Thursday, January 22, 2009

All my relations

Recently a video showed up at about 2 Burmese fishermen who survived at sea for 25 days off of only rainwater and fish regurgitated by seabirds. The video can be viewed here:

I am sharing it here because it exemplifies the typical western attitude of disbelief in the face of stories of other animals helping humans to survive.

This is in great contrast to the animist world view, where animals, plants, fungi, stones, stars and rivers are brothers and sisters all working together in cooperation to create a seamless and harmonious working system from which all benefit and grow. There are many stories told by tribal people of animals such as wolves, bears, dolphins, birds and even ants helping people to survive in times of dire need. In a world were all are working as part of the same community, such things are not really unheard of nor even terribly surprising. At least to people with a direct relationship to the living world.

Such stories are absent in our culture, or if they appear are generally labeled as fantasies of "primitive minds" and children, who we are told are both largely ignorant of the world around them. After all, our sciences tell us that nature is run largely by competition and violence. Better yet, animals are driven merely by instincts and can not act outside of the boundaries of what we believe to be the limitations of their behaviors, which are already pre-determined by the genes they carry. If an observation is ever made of something that might even imply to be outside of these limitations, we so easily write them off as being unlikely or random. As if animals were robots which for a moment had a glitch in their systems, and then returned to "normal" working function.

Even the meeting of an animal in the wild is to us a largely random event, to which we usually ascribe no great meaning other than perhaps as yet another reminder of the greatness and uniqueness of us as a species as a contrast to the other species of lower intelligence or lesser evolutionary developmental stage. We see animals so often not as they are, but as mere mirrors through which we can look at our own egos.

Our assumptions about our place at the pinnacle of evolution serves only to push us farther away from the relatives all around us.

From Herons and kin

To an animist, every element of the natural world, whether animal, plant, fungi or some other form, is an other-than-human person. Encounters with these others are taken very seriously and observed very carefully. Since these other-than-human people are seen as equals, there is no room for ideas about or feelings of superiority.
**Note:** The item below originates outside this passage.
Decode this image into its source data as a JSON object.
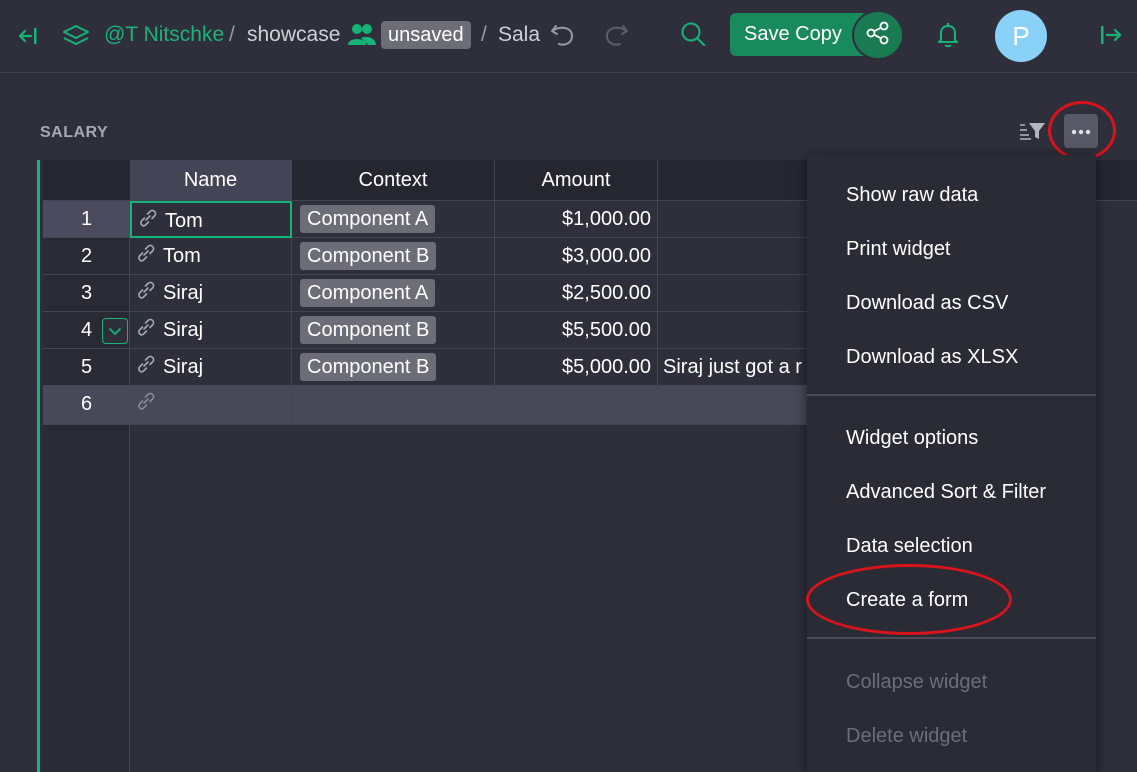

All the persons, human and other-than-human, have a role to play in the web of life that is flowing all around us and through us. How can one say that 1 piece of that puzzle is more or less important, than another?